Two days ago, after a series of failures, the Pentagon confirmed that two Lockheed Martin hypersonic missiles were successfully tested. Finally, a mere 15 hours ago, at White Sands Missile Range in New Mexico, the Operational Fires (OpFires) program successfully completed its maiden flight test. OpFires is a hypersonic weapon in development by Lockheed Martin for DARPA.
Yet another contract nabbed
Now, the busy firm nabbed yet another U.S. army contract on Wednesday, this time for furnishing prototypes for the Terrestrial Layer System-Brigade Combat Team (TLS-BCT) program, according to DefenseNews. The deal is worth a whopping $58.8 million.
The TLS-BCT is said to offer a holistic approach to planning and fighting as it is engineered to boost awareness and offer troops more offensive options that can deny or degrade enemy systems.
“The new integrated suite of signals intelligence, electronic warfare, and cyberspace operations provides the warfighter with critical situational awareness of the enemy through detection, identification, location, exploitation, and disruption of enemy signals of interest,” told DefenseNews Ken Strayer, the project manager for electronic warfare and cyber at the Army’s Program Executive Office for Intelligence, Electronic Warfare and Sensors.
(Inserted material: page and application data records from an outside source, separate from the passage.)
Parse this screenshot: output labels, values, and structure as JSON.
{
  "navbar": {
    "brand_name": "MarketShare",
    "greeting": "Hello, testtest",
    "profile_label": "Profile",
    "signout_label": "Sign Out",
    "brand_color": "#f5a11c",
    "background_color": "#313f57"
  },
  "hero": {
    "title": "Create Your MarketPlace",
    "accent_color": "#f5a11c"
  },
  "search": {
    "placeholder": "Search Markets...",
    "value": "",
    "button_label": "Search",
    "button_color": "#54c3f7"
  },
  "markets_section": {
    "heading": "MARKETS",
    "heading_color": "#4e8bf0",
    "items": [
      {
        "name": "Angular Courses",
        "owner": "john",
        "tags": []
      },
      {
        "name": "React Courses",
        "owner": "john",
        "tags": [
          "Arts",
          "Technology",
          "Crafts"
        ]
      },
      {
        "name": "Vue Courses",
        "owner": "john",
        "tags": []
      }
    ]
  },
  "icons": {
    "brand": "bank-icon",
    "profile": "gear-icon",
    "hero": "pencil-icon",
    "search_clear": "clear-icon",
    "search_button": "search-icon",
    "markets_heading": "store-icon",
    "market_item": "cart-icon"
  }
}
Dealing with a digital battlefield
The TLS-BCT is meant to tackle current threats on an increasingly digital battlefield that often revolves around control of the electromagnetic spectrum.
“TLS-BCT is an example of Lockheed Martin’s 21st-century security vision in action, taking a cutting-edge program from concept to fully fielded prototype under an aggressive schedule to put this important capability into the hands of the warfighter, helping them be ready for future mission needs,” said Deon Viergutz, vice president of Lockheed’s spectrum convergence division.
He added that the new program “will help soldiers operate effectively within the electromagnetic spectrum.”